• [Items from an interface collection]:
Segment Open

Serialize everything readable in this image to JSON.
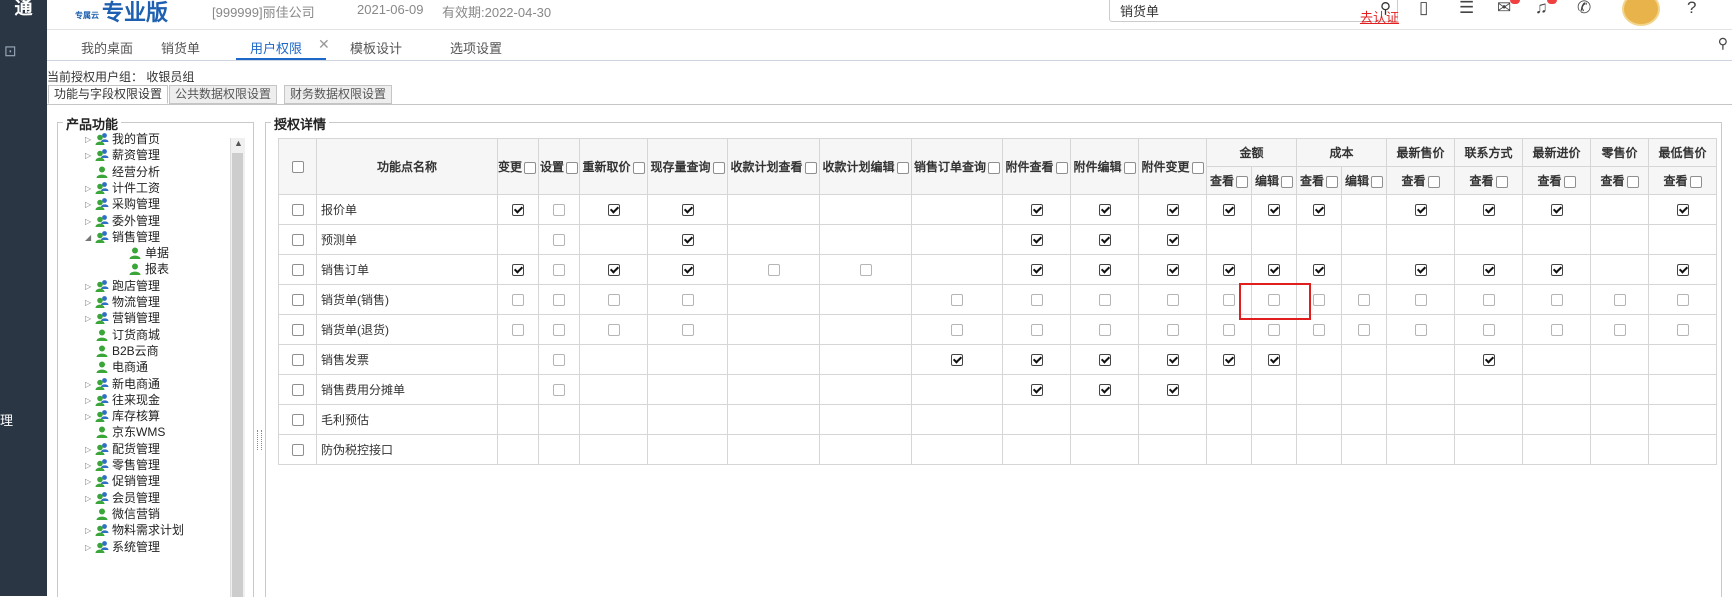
{
  "app": {
    "logo": "通",
    "brand_sub": "专属云",
    "brand": "专业版",
    "company": "[999999]丽佳公司",
    "date": "2021-06-09",
    "expiry": "有效期:2022-04-30",
    "search_value": "销货单",
    "auth_link": "去认证",
    "side_cut_text": "理"
  },
  "tabs": [
    {
      "label": "我的桌面",
      "active": false
    },
    {
      "label": "销货单",
      "active": false
    },
    {
      "label": "用户权限",
      "active": true
    },
    {
      "label": "模板设计",
      "active": false
    },
    {
      "label": "选项设置",
      "active": false
    }
  ],
  "page": {
    "group_label": "当前授权用户组：  收银员组",
    "subtabs": [
      "功能与字段权限设置",
      "公共数据权限设置",
      "财务数据权限设置"
    ],
    "left_legend": "产品功能",
    "right_legend": "授权详情"
  },
  "tree": [
    {
      "label": "我的首页",
      "arrow": "right",
      "icon": "group",
      "level": 0
    },
    {
      "label": "薪资管理",
      "arrow": "right",
      "icon": "group",
      "level": 0
    },
    {
      "label": "经营分析",
      "arrow": "none",
      "icon": "user",
      "level": 0
    },
    {
      "label": "计件工资",
      "arrow": "right",
      "icon": "group",
      "level": 0
    },
    {
      "label": "采购管理",
      "arrow": "right",
      "icon": "group",
      "level": 0
    },
    {
      "label": "委外管理",
      "arrow": "right",
      "icon": "group",
      "level": 0
    },
    {
      "label": "销售管理",
      "arrow": "down",
      "icon": "group",
      "level": 0
    },
    {
      "label": "单据",
      "arrow": "none",
      "icon": "user",
      "level": 1
    },
    {
      "label": "报表",
      "arrow": "none",
      "icon": "user",
      "level": 1
    },
    {
      "label": "跑店管理",
      "arrow": "right",
      "icon": "group",
      "level": 0
    },
    {
      "label": "物流管理",
      "arrow": "right",
      "icon": "group",
      "level": 0
    },
    {
      "label": "营销管理",
      "arrow": "right",
      "icon": "group",
      "level": 0
    },
    {
      "label": "订货商城",
      "arrow": "none",
      "icon": "user",
      "level": 0
    },
    {
      "label": "B2B云商",
      "arrow": "none",
      "icon": "user",
      "level": 0
    },
    {
      "label": "电商通",
      "arrow": "none",
      "icon": "user",
      "level": 0
    },
    {
      "label": "新电商通",
      "arrow": "right",
      "icon": "group",
      "level": 0
    },
    {
      "label": "往来现金",
      "arrow": "right",
      "icon": "group",
      "level": 0
    },
    {
      "label": "库存核算",
      "arrow": "right",
      "icon": "group",
      "level": 0
    },
    {
      "label": "京东WMS",
      "arrow": "none",
      "icon": "user",
      "level": 0
    },
    {
      "label": "配货管理",
      "arrow": "right",
      "icon": "group",
      "level": 0
    },
    {
      "label": "零售管理",
      "arrow": "right",
      "icon": "group",
      "level": 0
    },
    {
      "label": "促销管理",
      "arrow": "right",
      "icon": "group",
      "level": 0
    },
    {
      "label": "会员管理",
      "arrow": "right",
      "icon": "group",
      "level": 0
    },
    {
      "label": "微信营销",
      "arrow": "none",
      "icon": "user",
      "level": 0
    },
    {
      "label": "物料需求计划",
      "arrow": "right",
      "icon": "group",
      "level": 0
    },
    {
      "label": "系统管理",
      "arrow": "right",
      "icon": "group",
      "level": 0
    }
  ],
  "grid": {
    "header_name": "功能点名称",
    "single_cols": [
      {
        "label": "变更",
        "checkbox": true
      },
      {
        "label": "设置",
        "checkbox": true
      },
      {
        "label": "重新取价",
        "checkbox": true
      },
      {
        "label": "现存量查询",
        "checkbox": true
      },
      {
        "label": "收款计划查看",
        "checkbox": true
      },
      {
        "label": "收款计划编辑",
        "checkbox": true
      },
      {
        "label": "销售订单查询",
        "checkbox": true
      },
      {
        "label": "附件查看",
        "checkbox": true
      },
      {
        "label": "附件编辑",
        "checkbox": true
      },
      {
        "label": "附件变更",
        "checkbox": true
      }
    ],
    "groups": [
      {
        "label": "金额",
        "subs": [
          "查看",
          "编辑"
        ]
      },
      {
        "label": "成本",
        "subs": [
          "查看",
          "编辑"
        ]
      },
      {
        "label": "最新售价",
        "subs": [
          "查看"
        ]
      },
      {
        "label": "联系方式",
        "subs": [
          "查看"
        ]
      },
      {
        "label": "最新进价",
        "subs": [
          "查看"
        ]
      },
      {
        "label": "零售价",
        "subs": [
          "查看"
        ]
      },
      {
        "label": "最低售价",
        "subs": [
          "查看"
        ]
      }
    ],
    "rows": [
      {
        "name": "报价单",
        "cells": [
          "C",
          "E",
          "C",
          "C",
          "N",
          "N",
          "N",
          "C",
          "C",
          "C",
          "C",
          "C",
          "C",
          "N",
          "C",
          "C",
          "C",
          "N",
          "C"
        ]
      },
      {
        "name": "预测单",
        "cells": [
          "N",
          "E",
          "N",
          "C",
          "N",
          "N",
          "N",
          "C",
          "C",
          "C",
          "N",
          "N",
          "N",
          "N",
          "N",
          "N",
          "N",
          "N",
          "N"
        ]
      },
      {
        "name": "销售订单",
        "cells": [
          "C",
          "E",
          "C",
          "C",
          "E",
          "E",
          "N",
          "C",
          "C",
          "C",
          "C",
          "C",
          "C",
          "N",
          "C",
          "C",
          "C",
          "N",
          "C"
        ]
      },
      {
        "name": "销货单(销售)",
        "cells": [
          "E",
          "E",
          "E",
          "E",
          "N",
          "N",
          "E",
          "E",
          "E",
          "E",
          "E",
          "E",
          "E",
          "E",
          "E",
          "E",
          "E",
          "E",
          "E"
        ]
      },
      {
        "name": "销货单(退货)",
        "cells": [
          "E",
          "E",
          "E",
          "E",
          "N",
          "N",
          "E",
          "E",
          "E",
          "E",
          "E",
          "E",
          "E",
          "E",
          "E",
          "E",
          "E",
          "E",
          "E"
        ]
      },
      {
        "name": "销售发票",
        "cells": [
          "N",
          "E",
          "N",
          "N",
          "N",
          "N",
          "C",
          "C",
          "C",
          "C",
          "C",
          "C",
          "N",
          "N",
          "N",
          "C",
          "N",
          "N",
          "N"
        ]
      },
      {
        "name": "销售费用分摊单",
        "cells": [
          "N",
          "E",
          "N",
          "N",
          "N",
          "N",
          "N",
          "C",
          "C",
          "C",
          "N",
          "N",
          "N",
          "N",
          "N",
          "N",
          "N",
          "N",
          "N"
        ]
      },
      {
        "name": "毛利预估",
        "cells": [
          "N",
          "N",
          "N",
          "N",
          "N",
          "N",
          "N",
          "N",
          "N",
          "N",
          "N",
          "N",
          "N",
          "N",
          "N",
          "N",
          "N",
          "N",
          "N"
        ]
      },
      {
        "name": "防伪税控接口",
        "cells": [
          "N",
          "N",
          "N",
          "N",
          "N",
          "N",
          "N",
          "N",
          "N",
          "N",
          "N",
          "N",
          "N",
          "N",
          "N",
          "N",
          "N",
          "N",
          "N"
        ]
      }
    ]
  }
}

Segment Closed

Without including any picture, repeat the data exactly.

• [EXPECTED ANSWER]:
Serialize everything readable in this image to JSON.
{
  "app": {
    "logo": "通",
    "brand_sub": "专属云",
    "brand": "专业版",
    "company": "[999999]丽佳公司",
    "date": "2021-06-09",
    "expiry": "有效期:2022-04-30",
    "search_value": "销货单",
    "auth_link": "去认证",
    "side_cut_text": "理"
  },
  "tabs": [
    {
      "label": "我的桌面",
      "active": false
    },
    {
      "label": "销货单",
      "active": false
    },
    {
      "label": "用户权限",
      "active": true
    },
    {
      "label": "模板设计",
      "active": false
    },
    {
      "label": "选项设置",
      "active": false
    }
  ],
  "page": {
    "group_label": "当前授权用户组：  收银员组",
    "subtabs": [
      "功能与字段权限设置",
      "公共数据权限设置",
      "财务数据权限设置"
    ],
    "left_legend": "产品功能",
    "right_legend": "授权详情"
  },
  "tree": [
    {
      "label": "我的首页",
      "arrow": "right",
      "icon": "group",
      "level": 0
    },
    {
      "label": "薪资管理",
      "arrow": "right",
      "icon": "group",
      "level": 0
    },
    {
      "label": "经营分析",
      "arrow": "none",
      "icon": "user",
      "level": 0
    },
    {
      "label": "计件工资",
      "arrow": "right",
      "icon": "group",
      "level": 0
    },
    {
      "label": "采购管理",
      "arrow": "right",
      "icon": "group",
      "level": 0
    },
    {
      "label": "委外管理",
      "arrow": "right",
      "icon": "group",
      "level": 0
    },
    {
      "label": "销售管理",
      "arrow": "down",
      "icon": "group",
      "level": 0
    },
    {
      "label": "单据",
      "arrow": "none",
      "icon": "user",
      "level": 1
    },
    {
      "label": "报表",
      "arrow": "none",
      "icon": "user",
      "level": 1
    },
    {
      "label": "跑店管理",
      "arrow": "right",
      "icon": "group",
      "level": 0
    },
    {
      "label": "物流管理",
      "arrow": "right",
      "icon": "group",
      "level": 0
    },
    {
      "label": "营销管理",
      "arrow": "right",
      "icon": "group",
      "level": 0
    },
    {
      "label": "订货商城",
      "arrow": "none",
      "icon": "user",
      "level": 0
    },
    {
      "label": "B2B云商",
      "arrow": "none",
      "icon": "user",
      "level": 0
    },
    {
      "label": "电商通",
      "arrow": "none",
      "icon": "user",
      "level": 0
    },
    {
      "label": "新电商通",
      "arrow": "right",
      "icon": "group",
      "level": 0
    },
    {
      "label": "往来现金",
      "arrow": "right",
      "icon": "group",
      "level": 0
    },
    {
      "label": "库存核算",
      "arrow": "right",
      "icon": "group",
      "level": 0
    },
    {
      "label": "京东WMS",
      "arrow": "none",
      "icon": "user",
      "level": 0
    },
    {
      "label": "配货管理",
      "arrow": "right",
      "icon": "group",
      "level": 0
    },
    {
      "label": "零售管理",
      "arrow": "right",
      "icon": "group",
      "level": 0
    },
    {
      "label": "促销管理",
      "arrow": "right",
      "icon": "group",
      "level": 0
    },
    {
      "label": "会员管理",
      "arrow": "right",
      "icon": "group",
      "level": 0
    },
    {
      "label": "微信营销",
      "arrow": "none",
      "icon": "user",
      "level": 0
    },
    {
      "label": "物料需求计划",
      "arrow": "right",
      "icon": "group",
      "level": 0
    },
    {
      "label": "系统管理",
      "arrow": "right",
      "icon": "group",
      "level": 0
    }
  ],
  "grid": {
    "header_name": "功能点名称",
    "single_cols": [
      {
        "label": "变更",
        "checkbox": true
      },
      {
        "label": "设置",
        "checkbox": true
      },
      {
        "label": "重新取价",
        "checkbox": true
      },
      {
        "label": "现存量查询",
        "checkbox": true
      },
      {
        "label": "收款计划查看",
        "checkbox": true
      },
      {
        "label": "收款计划编辑",
        "checkbox": true
      },
      {
        "label": "销售订单查询",
        "checkbox": true
      },
      {
        "label": "附件查看",
        "checkbox": true
      },
      {
        "label": "附件编辑",
        "checkbox": true
      },
      {
        "label": "附件变更",
        "checkbox": true
      }
    ],
    "groups": [
      {
        "label": "金额",
        "subs": [
          "查看",
          "编辑"
        ]
      },
      {
        "label": "成本",
        "subs": [
          "查看",
          "编辑"
        ]
      },
      {
        "label": "最新售价",
        "subs": [
          "查看"
        ]
      },
      {
        "label": "联系方式",
        "subs": [
          "查看"
        ]
      },
      {
        "label": "最新进价",
        "subs": [
          "查看"
        ]
      },
      {
        "label": "零售价",
        "subs": [
          "查看"
        ]
      },
      {
        "label": "最低售价",
        "subs": [
          "查看"
        ]
      }
    ],
    "rows": [
      {
        "name": "报价单",
        "cells": [
          "C",
          "E",
          "C",
          "C",
          "N",
          "N",
          "N",
          "C",
          "C",
          "C",
          "C",
          "C",
          "C",
          "N",
          "C",
          "C",
          "C",
          "N",
          "C"
        ]
      },
      {
        "name": "预测单",
        "cells": [
          "N",
          "E",
          "N",
          "C",
          "N",
          "N",
          "N",
          "C",
          "C",
          "C",
          "N",
          "N",
          "N",
          "N",
          "N",
          "N",
          "N",
          "N",
          "N"
        ]
      },
      {
        "name": "销售订单",
        "cells": [
          "C",
          "E",
          "C",
          "C",
          "E",
          "E",
          "N",
          "C",
          "C",
          "C",
          "C",
          "C",
          "C",
          "N",
          "C",
          "C",
          "C",
          "N",
          "C"
        ]
      },
      {
        "name": "销货单(销售)",
        "cells": [
          "E",
          "E",
          "E",
          "E",
          "N",
          "N",
          "E",
          "E",
          "E",
          "E",
          "E",
          "E",
          "E",
          "E",
          "E",
          "E",
          "E",
          "E",
          "E"
        ]
      },
      {
        "name": "销货单(退货)",
        "cells": [
          "E",
          "E",
          "E",
          "E",
          "N",
          "N",
          "E",
          "E",
          "E",
          "E",
          "E",
          "E",
          "E",
          "E",
          "E",
          "E",
          "E",
          "E",
          "E"
        ]
      },
      {
        "name": "销售发票",
        "cells": [
          "N",
          "E",
          "N",
          "N",
          "N",
          "N",
          "C",
          "C",
          "C",
          "C",
          "C",
          "C",
          "N",
          "N",
          "N",
          "C",
          "N",
          "N",
          "N"
        ]
      },
      {
        "name": "销售费用分摊单",
        "cells": [
          "N",
          "E",
          "N",
          "N",
          "N",
          "N",
          "N",
          "C",
          "C",
          "C",
          "N",
          "N",
          "N",
          "N",
          "N",
          "N",
          "N",
          "N",
          "N"
        ]
      },
      {
        "name": "毛利预估",
        "cells": [
          "N",
          "N",
          "N",
          "N",
          "N",
          "N",
          "N",
          "N",
          "N",
          "N",
          "N",
          "N",
          "N",
          "N",
          "N",
          "N",
          "N",
          "N",
          "N"
        ]
      },
      {
        "name": "防伪税控接口",
        "cells": [
          "N",
          "N",
          "N",
          "N",
          "N",
          "N",
          "N",
          "N",
          "N",
          "N",
          "N",
          "N",
          "N",
          "N",
          "N",
          "N",
          "N",
          "N",
          "N"
        ]
      }
    ]
  }
}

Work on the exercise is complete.